Gonsalves said that when he asked Cruickshank about reports that he was driving about with Stephenson, Cruickshank said, “Comrade, I am with you, believe me when I tell you that.’”
Gonsalves said he knows that Cruickshank would not have supported anyone else in the election with Gonsalves leading the ULP. “He never would have voted for anybody associated with the NDP and Arnhim Eustace. I know that as a fact. As the sun rises tomorrow, I have that certainty,” Gonsalves said.
“There are certain people who wanted to have Edgar as a political mascot — I am talking about people in the opposition — and he would have been too smart and cunning for them,” Gonsalves said, saying that people should not believe that Cruickshank had stopped supporting the ULP.
Gonsalves, however, said Cruickshank was a man with strong opinions, who in 2005 opposed Douglas Slater’s bid on a ULP ticket for a second term as the MP for South Leeward.
Gonsalves said Cruickshank felt that Slater was not a good constituency representative in his first term (2001-20050, but supported the former MP after he (Gonsalves) asked him to do so.
Cruickshank told I-Witness News this year that he and other party heavyweights in South Leeward rebuffed in 2010 an attempt by then MP for Central Leeward, Sir Louis Straker, to shift from Central to South Leeward.
Straker, who had represented Central Leeward since 1994, did not contest the 2010 poll.
Gonsalves sought to downplay Cruickshank’s presence at the NDP meeting.
“There are people who attend public meetings. Labour people attend NDP public meetings and NDP people attend Labour public meetings,” he said.
He also responded to statements and suggestions in some circles that the incident on Saturday was more than an accident.
“People want to put all kind of nefarious meaning behind a traffic accident. At least that is what is clear, and if people would do things like that — Internet crazies, opposition folk under the radar — it just tells you the extent to which people will go to tarnish other people’s names and to bring down Edgar himself in the esteem of his family and his dear friends.
“And this incident, I am sure that the police and the DPP will do their work dispassionately and I await the outcome of this particular matter.
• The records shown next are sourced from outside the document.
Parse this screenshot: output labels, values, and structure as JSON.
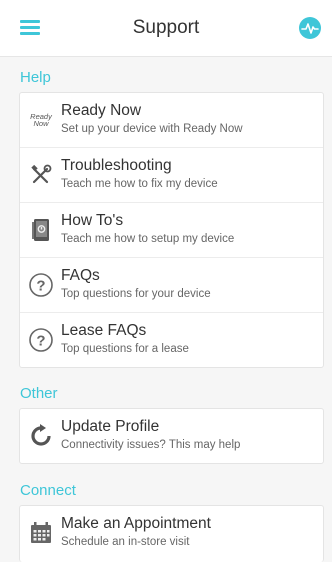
{
  "header": {
    "title": "Support",
    "menu_icon": "hamburger-menu-icon",
    "activity_icon": "activity-pulse-icon",
    "accent_color": "#3ec6d8"
  },
  "sections": {
    "help": {
      "title": "Help",
      "items": [
        {
          "label": "Ready Now",
          "subtitle": "Set up your device with Ready Now",
          "icon": "ready-now-icon",
          "icon_text_top": "Ready",
          "icon_text_bottom": "Now"
        },
        {
          "label": "Troubleshooting",
          "subtitle": "Teach me how to fix my device",
          "icon": "tools-icon"
        },
        {
          "label": "How To's",
          "subtitle": "Teach me how to setup my device",
          "icon": "device-guide-icon"
        },
        {
          "label": "FAQs",
          "subtitle": "Top questions for your device",
          "icon": "question-icon"
        },
        {
          "label": "Lease FAQs",
          "subtitle": "Top questions for a lease",
          "icon": "question-icon"
        }
      ]
    },
    "other": {
      "title": "Other",
      "items": [
        {
          "label": "Update Profile",
          "subtitle": "Connectivity issues? This may help",
          "icon": "refresh-profile-icon"
        }
      ]
    },
    "connect": {
      "title": "Connect",
      "items": [
        {
          "label": "Make an Appointment",
          "subtitle": "Schedule an in-store visit",
          "icon": "calendar-icon"
        }
      ]
    }
  }
}
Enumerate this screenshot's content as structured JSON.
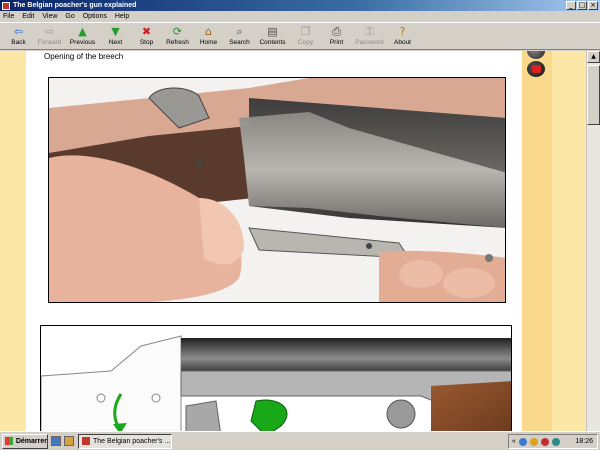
{
  "window": {
    "title": "The Belgian poacher's gun explained"
  },
  "menu": [
    "File",
    "Edit",
    "View",
    "Go",
    "Options",
    "Help"
  ],
  "toolbar": [
    {
      "label": "Back",
      "icon": "back-arrow-icon",
      "glyph": "⇦",
      "color": "#2a6fc9",
      "disabled": false
    },
    {
      "label": "Forward",
      "icon": "forward-arrow-icon",
      "glyph": "⇨",
      "color": "#9a9a9a",
      "disabled": true
    },
    {
      "label": "Previous",
      "icon": "previous-arrow-icon",
      "glyph": "▲",
      "color": "#22a02a",
      "disabled": false
    },
    {
      "label": "Next",
      "icon": "next-arrow-icon",
      "glyph": "▼",
      "color": "#22a02a",
      "disabled": false
    },
    {
      "label": "Stop",
      "icon": "stop-icon",
      "glyph": "✖",
      "color": "#d02020",
      "disabled": false
    },
    {
      "label": "Refresh",
      "icon": "refresh-icon",
      "glyph": "⟳",
      "color": "#2a8a2a",
      "disabled": false
    },
    {
      "label": "Home",
      "icon": "home-icon",
      "glyph": "⌂",
      "color": "#a06010",
      "disabled": false
    },
    {
      "label": "Search",
      "icon": "search-icon",
      "glyph": "⌕",
      "color": "#305070",
      "disabled": false
    },
    {
      "label": "Contents",
      "icon": "contents-icon",
      "glyph": "▤",
      "color": "#505050",
      "disabled": false
    },
    {
      "label": "Copy",
      "icon": "copy-icon",
      "glyph": "❐",
      "color": "#9a9a9a",
      "disabled": true
    },
    {
      "label": "Print",
      "icon": "print-icon",
      "glyph": "⎙",
      "color": "#404040",
      "disabled": false
    },
    {
      "label": "Password",
      "icon": "key-icon",
      "glyph": "⚿",
      "color": "#9a9a9a",
      "disabled": true
    },
    {
      "label": "About",
      "icon": "about-icon",
      "glyph": "?",
      "color": "#b08010",
      "disabled": false
    }
  ],
  "page": {
    "heading": "Opening of the breech"
  },
  "taskbar": {
    "start_label": "Démarrer",
    "task_label": "The Belgian poacher's ...",
    "clock": "18:26",
    "tray_prefix": "«"
  },
  "colors": {
    "page_background": "#fde7a7",
    "side_strip": "#fbd98c",
    "trigger_green": "#18a818",
    "stock_wood": "#8a4f2a"
  }
}
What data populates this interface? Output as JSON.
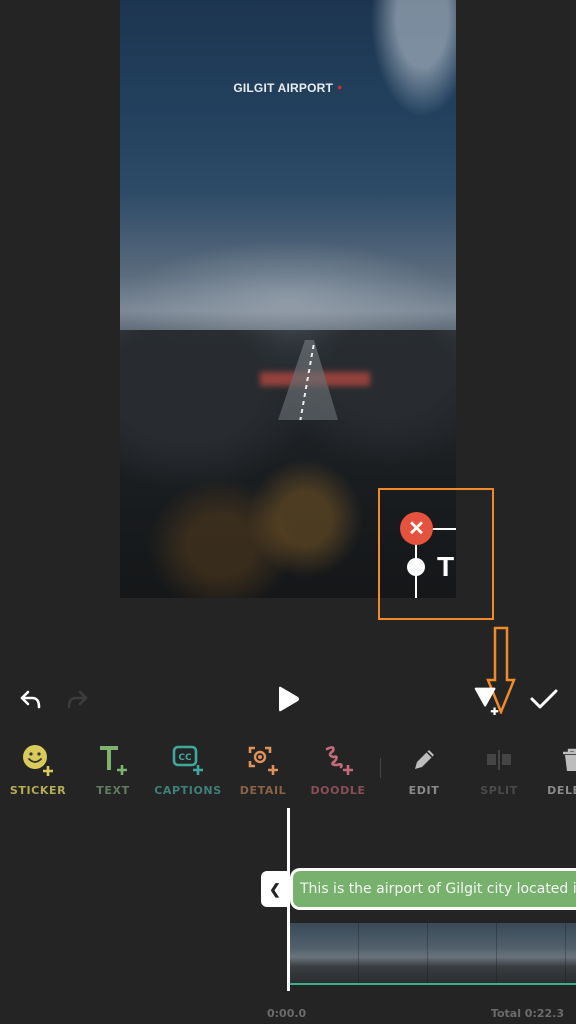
{
  "preview": {
    "overlay_title": "GILGIT AIRPORT",
    "overlay_pin_icon": "location-pin-icon"
  },
  "preview_controls": {
    "close_icon": "close-icon",
    "close_glyph": "✕",
    "text_glyph": "T"
  },
  "playback": {
    "undo_icon": "undo-icon",
    "redo_icon": "redo-icon",
    "play_icon": "play-icon",
    "add_marker_icon": "add-marker-icon",
    "confirm_icon": "checkmark-icon"
  },
  "tools": [
    {
      "label": "STICKER",
      "icon": "sticker-add-icon",
      "color": "#b5ac55"
    },
    {
      "label": "TEXT",
      "icon": "text-add-icon",
      "color": "#5f7d5c"
    },
    {
      "label": "CAPTIONS",
      "icon": "captions-add-icon",
      "color": "#3f7f78"
    },
    {
      "label": "DETAIL",
      "icon": "detail-add-icon",
      "color": "#8a6248"
    },
    {
      "label": "DOODLE",
      "icon": "doodle-add-icon",
      "color": "#8a4e58"
    },
    {
      "label": "EDIT",
      "icon": "pencil-icon",
      "color": "#8a8a8a"
    },
    {
      "label": "SPLIT",
      "icon": "split-icon",
      "color": "#4a4a4a"
    },
    {
      "label": "DELETE",
      "icon": "trash-icon",
      "color": "#8a8a8a"
    }
  ],
  "timeline": {
    "collapse_glyph": "❮",
    "text_clip": "This is the airport of Gilgit city located in",
    "current_time": "0:00.0",
    "total_time": "Total 0:22.3"
  },
  "colors": {
    "accent_orange": "#f08a2a",
    "close_red": "#e5533e",
    "clip_green": "#78b06d",
    "timeline_line": "#3bb08a"
  }
}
“I don’t want to talk at this point about what has come to my knowledge, naturally, as prime minister, about the particular case, just to say that Edgar shouldn’t have met his death this way, it’s [a] painful one for me and it is a painful one for his family. Accidents do happen and sometimes these things hit us like a bolt from the blue,” Gonsalves said.